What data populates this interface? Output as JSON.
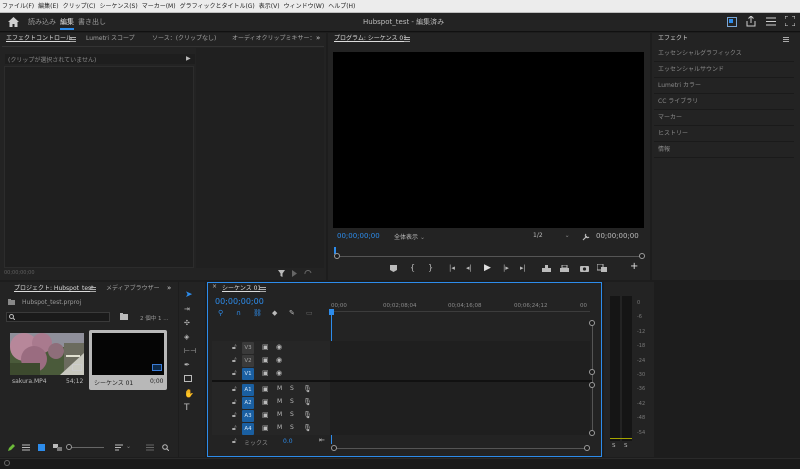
{
  "menu": [
    "ファイル(F)",
    "編集(E)",
    "クリップ(C)",
    "シーケンス(S)",
    "マーカー(M)",
    "グラフィックとタイトル(G)",
    "表示(V)",
    "ウィンドウ(W)",
    "ヘルプ(H)"
  ],
  "workspaces": {
    "tabs": [
      "読み込み",
      "編集",
      "書き出し"
    ],
    "active": "編集"
  },
  "title": "Hubspot_test - 編集済み",
  "effect_controls": {
    "tabs": [
      "エフェクトコントロール",
      "Lumetri スコープ",
      "ソース：(クリップなし)",
      "オーディオクリップミキサー："
    ],
    "no_clip": "(クリップが選択されていません)",
    "timecode": "00;00;00;00"
  },
  "program": {
    "title": "プログラム: シーケンス 01",
    "timecode_left": "00;00;00;00",
    "fit": "全体表示",
    "resolution": "1/2",
    "timecode_right": "00;00;00;00"
  },
  "effects": {
    "title": "エフェクト",
    "items": [
      "エッセンシャルグラフィックス",
      "エッセンシャルサウンド",
      "Lumetri カラー",
      "CC ライブラリ",
      "マーカー",
      "ヒストリー",
      "情報"
    ]
  },
  "project": {
    "title": "プロジェクト: Hubspot_test",
    "media_tab": "メディアブラウザー",
    "file": "Hubspot_test.prproj",
    "count": "2 個中 1 ...",
    "items": [
      {
        "name": "sakura.MP4",
        "duration": "54;12"
      },
      {
        "name": "シーケンス 01",
        "duration": "0;00"
      }
    ]
  },
  "timeline": {
    "tab": "シーケンス 01",
    "timecode": "00;00;00;00",
    "ruler": [
      "00;00",
      "00;02;08;04",
      "00;04;16;08",
      "00;06;24;12",
      "00"
    ],
    "video_tracks": [
      "V3",
      "V2",
      "V1"
    ],
    "audio_tracks": [
      "A1",
      "A2",
      "A3",
      "A4"
    ],
    "master": "ミックス",
    "master_value": "0.0",
    "mute": "M",
    "solo": "S"
  },
  "audio_meter": {
    "scale": [
      "0",
      "-6",
      "-12",
      "-18",
      "-24",
      "-30",
      "-36",
      "-42",
      "-48",
      "-54"
    ],
    "bottom": [
      "S",
      "S"
    ]
  }
}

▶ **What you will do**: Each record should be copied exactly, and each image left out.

▶ **Exercise answer**:
What data populates this interface? Output as JSON.
{
  "menu": [
    "ファイル(F)",
    "編集(E)",
    "クリップ(C)",
    "シーケンス(S)",
    "マーカー(M)",
    "グラフィックとタイトル(G)",
    "表示(V)",
    "ウィンドウ(W)",
    "ヘルプ(H)"
  ],
  "workspaces": {
    "tabs": [
      "読み込み",
      "編集",
      "書き出し"
    ],
    "active": "編集"
  },
  "title": "Hubspot_test - 編集済み",
  "effect_controls": {
    "tabs": [
      "エフェクトコントロール",
      "Lumetri スコープ",
      "ソース：(クリップなし)",
      "オーディオクリップミキサー："
    ],
    "no_clip": "(クリップが選択されていません)",
    "timecode": "00;00;00;00"
  },
  "program": {
    "title": "プログラム: シーケンス 01",
    "timecode_left": "00;00;00;00",
    "fit": "全体表示",
    "resolution": "1/2",
    "timecode_right": "00;00;00;00"
  },
  "effects": {
    "title": "エフェクト",
    "items": [
      "エッセンシャルグラフィックス",
      "エッセンシャルサウンド",
      "Lumetri カラー",
      "CC ライブラリ",
      "マーカー",
      "ヒストリー",
      "情報"
    ]
  },
  "project": {
    "title": "プロジェクト: Hubspot_test",
    "media_tab": "メディアブラウザー",
    "file": "Hubspot_test.prproj",
    "count": "2 個中 1 ...",
    "items": [
      {
        "name": "sakura.MP4",
        "duration": "54;12"
      },
      {
        "name": "シーケンス 01",
        "duration": "0;00"
      }
    ]
  },
  "timeline": {
    "tab": "シーケンス 01",
    "timecode": "00;00;00;00",
    "ruler": [
      "00;00",
      "00;02;08;04",
      "00;04;16;08",
      "00;06;24;12",
      "00"
    ],
    "video_tracks": [
      "V3",
      "V2",
      "V1"
    ],
    "audio_tracks": [
      "A1",
      "A2",
      "A3",
      "A4"
    ],
    "master": "ミックス",
    "master_value": "0.0",
    "mute": "M",
    "solo": "S"
  },
  "audio_meter": {
    "scale": [
      "0",
      "-6",
      "-12",
      "-18",
      "-24",
      "-30",
      "-36",
      "-42",
      "-48",
      "-54"
    ],
    "bottom": [
      "S",
      "S"
    ]
  }
}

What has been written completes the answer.